is a project ever too small? – a message to clients

Recently I got to work and dialed up my google+ feed and immediately clicked on the latest blog post over at Studio MM titled “Working with an Architect: Making Sense of Services and Fees”. In that post Marica describes a common interaction with a potential client where the client wonders “is my project too small to interest you?”.

Private Residence - Closet Addition

Private Residence – Closet Addition

I say this is a common interaction, but the reality may be more accurate to say that many clients will automatically THINK this to themselves and never actually seek out contact with an architect or designer to help them with their project. Well, I would like to put this baby to bed by saying that there is no residential project too small for a homeowner to bring to an architect for advice, consultation, design and even construction.

Private Residence - Porch Addition

Private Residence – Porch Addition

I don’t care if it’s a brand new home, a mother-in-law suite, a finished basement, a garage, bathroom renovation, kitchen remodel, dog house or chicken coop. I want to help you design whatever it is to suit the needs of you and your family (furry family included) and get it built on time, on budget and to a level of quality that will last.

Private Residence - Closet Addition

Private Residence – Closet Addition

In short, the purpose, the calling, of an architect is to design the built environment around us. Your project is not too small to involve one of us because each piece of a home matters and how that piece works and relates to all the other pieces is what makes the difference between a home that you love and a home that you just live in.

architectural rant

Ok. So I get into the office this morning and there is a brand new stack of magazines in my inbox to read….or rather to add to the other stack of magazines that I still haven’t read. Included are the latest copies of Arch Record and Architect. On the cover are the latest and greatest shiny projects for all us monkeys to drool over.

I HATE THESE MAGAZINES.
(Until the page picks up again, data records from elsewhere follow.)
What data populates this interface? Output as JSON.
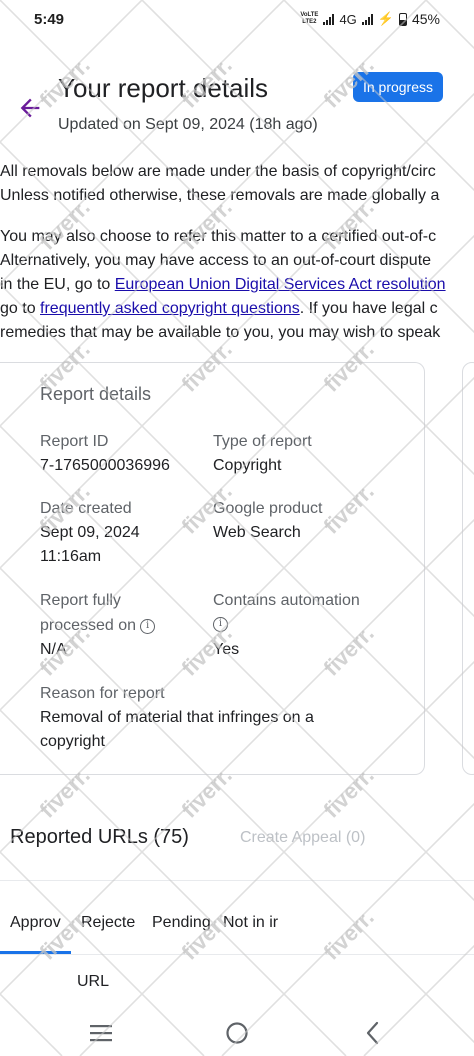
{
  "status_bar": {
    "time": "5:49",
    "volte_top": "VoLTE",
    "volte_bottom": "LTE2",
    "network": "4G",
    "battery": "45%"
  },
  "header": {
    "title": "Your report details",
    "updated": "Updated on Sept 09, 2024 (18h ago)",
    "status_chip": "In progress"
  },
  "intro": {
    "line1": "All removals below are made under the basis of copyright/circ",
    "line2": "Unless notified otherwise, these removals are made globally a",
    "p2_line1": "You may also choose to refer this matter to a certified out-of-c",
    "p2_line2": "Alternatively, you may have access to an out-of-court dispute",
    "p2_line3_prefix": "in the EU, go to ",
    "p2_line3_link": "European Union Digital Services Act resolution",
    "p2_line4_prefix": "go to ",
    "p2_line4_link": "frequently asked copyright questions",
    "p2_line4_suffix": ". If you have legal c",
    "p2_line5": "remedies that may be available to you, you may wish to speak"
  },
  "report_card": {
    "title": "Report details",
    "report_id_label": "Report ID",
    "report_id_value": "7-1765000036996",
    "type_label": "Type of report",
    "type_value": "Copyright",
    "date_label": "Date created",
    "date_value_1": "Sept 09, 2024",
    "date_value_2": "11:16am",
    "product_label": "Google product",
    "product_value": "Web Search",
    "processed_label_1": "Report fully",
    "processed_label_2": "processed on",
    "processed_value": "N/A",
    "automation_label": "Contains automation",
    "automation_value": "Yes",
    "reason_label": "Reason for report",
    "reason_value_1": "Removal of material that infringes on a",
    "reason_value_2": "copyright",
    "info_glyph": "i"
  },
  "reported_urls": {
    "title": "Reported URLs (75)",
    "appeal_button": "Create Appeal (0)"
  },
  "tabs": [
    "Approv",
    "Rejecte",
    "Pending",
    "Not in ir"
  ],
  "table": {
    "col_header": "URL"
  },
  "watermark_text": "fiverr.",
  "colors": {
    "accent": "#1a73e8",
    "link": "#1a0dab",
    "back_arrow": "#6a1b9a"
  },
  "icons": [
    "back-arrow-icon",
    "info-icon",
    "menu-icon",
    "home-circle-icon",
    "back-chevron-icon"
  ]
}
Seriously. I can not stand the over dramatization of architectural design and the friggin “Starchitect”. For the record, I do not like the work of Billie Tsien or Santiago Calatrava or Daniel Liebeskind or Frank Gehry or any of the other shiny new up and comers out there. Anyone, and I mean anyone, can design a great building when they have no real budget. When you’re spending over $1,000 per square foot on a project everything looks good. Why? Because it’s the best of whatever is out there. No expense is spared.

What architecture do I enjoy, you ask? REAL architecture. Architecture that has a budget, a real budget, of $250 per square foot or less. These are real projects. Real architects have designed them. Real architects have poured their heart and soul into creating a good work of architecture that will perform according to the client’s needs, stand the test of time and still maintain the project budget and schedule. THAT is successful architecture. THAT is architecture that should be celebrated in magazines and at award ceremonies.

Ugh. Ok. I’m done. Rant over.

2013 in review

The WordPress.com stats helper monkeys prepared a 2013 annual report for this blog.

Here’s an excerpt:

The Louvre Museum has 8.5 million visitors per year. This blog was viewed about 82,000 times in 2013. If it were an exhibit at the Louvre Museum, it would take about 4 days for that many people to see it.

Click here to see the complete report.